A New York Times investigation published last September found that between 2019 and 2021, nearly 100 members of Congress reported trades in companies that “intersected with their congressional work or reported similar transactions by their spouse or a dependent child.”
“The ETHICS Act is the most comprehensive legislation ever proposed to eliminate even the possibility of these conflicts of interest and ensure public servants put their constituents first by banning members and their immediate families from owning or trading stocks,” Krishnamoorthi said Tuesday.
Efforts to bar members of Congress from trading stock stalled at the tail-end of last year even after then-House Speaker Nancy Pelosi (D-Calif.) publicly dropped her earlier opposition to a proposed ban.
Rep. Steny Hoyer (D-Md.), who was the second-ranking Democrat at the time, remained opposed to a stock trading ban throughout the year, and no proposal reached the House floor for a vote.
In the Senate, Merkley faced backlash from watchdog groups and ethics experts who accused him of slow-walking the legislation ahead of the November elections, forcing lawmakers to punt their efforts into 2023.
A number of advocacy groups, including the Project On Government Oversight (POGO) and Citizens for Responsibility and Ethics in Washington, voiced support for the ETHICS Act, calling it “long overdue.”
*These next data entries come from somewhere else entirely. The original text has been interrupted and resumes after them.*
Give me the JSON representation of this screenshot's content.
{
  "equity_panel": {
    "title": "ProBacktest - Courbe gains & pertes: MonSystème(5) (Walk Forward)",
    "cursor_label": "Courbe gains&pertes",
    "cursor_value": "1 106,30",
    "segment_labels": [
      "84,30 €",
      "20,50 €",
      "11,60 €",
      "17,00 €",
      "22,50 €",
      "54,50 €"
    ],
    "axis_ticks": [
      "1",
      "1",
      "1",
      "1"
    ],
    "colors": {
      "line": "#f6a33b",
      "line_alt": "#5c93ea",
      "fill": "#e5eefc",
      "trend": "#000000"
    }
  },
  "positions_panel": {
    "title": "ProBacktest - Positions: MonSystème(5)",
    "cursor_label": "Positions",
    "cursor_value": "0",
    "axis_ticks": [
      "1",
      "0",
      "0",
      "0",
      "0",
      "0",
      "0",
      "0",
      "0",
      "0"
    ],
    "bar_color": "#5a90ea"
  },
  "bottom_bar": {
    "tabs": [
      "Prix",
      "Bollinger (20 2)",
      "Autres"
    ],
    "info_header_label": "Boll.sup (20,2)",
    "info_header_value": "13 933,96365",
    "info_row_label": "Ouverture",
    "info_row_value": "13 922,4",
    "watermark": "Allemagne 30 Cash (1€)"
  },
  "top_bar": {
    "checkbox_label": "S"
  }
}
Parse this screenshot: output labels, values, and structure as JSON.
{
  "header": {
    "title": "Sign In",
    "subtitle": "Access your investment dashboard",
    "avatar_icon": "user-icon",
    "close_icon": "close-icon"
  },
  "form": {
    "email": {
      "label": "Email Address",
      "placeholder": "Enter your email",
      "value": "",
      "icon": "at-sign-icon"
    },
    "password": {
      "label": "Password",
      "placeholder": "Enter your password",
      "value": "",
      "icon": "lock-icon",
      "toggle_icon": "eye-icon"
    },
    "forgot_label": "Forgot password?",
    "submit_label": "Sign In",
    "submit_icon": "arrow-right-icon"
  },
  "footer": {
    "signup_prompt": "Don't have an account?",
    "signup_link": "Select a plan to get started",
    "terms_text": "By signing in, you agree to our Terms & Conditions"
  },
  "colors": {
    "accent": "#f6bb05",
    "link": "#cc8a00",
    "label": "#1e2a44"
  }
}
“The fact that members of Congress still trade stocks and other similar investment assets is an ethical travesty that fuels increasing public distrust in government,” Dylan Hedtler-Gaudette, senior government affairs manager at POGO, said in a statement. “This is why Senator Merkley and his colleagues should be applauded for their leadership in their efforts to solve this problem by introducing the ETHICS Act, the strongest and most comprehensive congressional stock trading legislation to date.”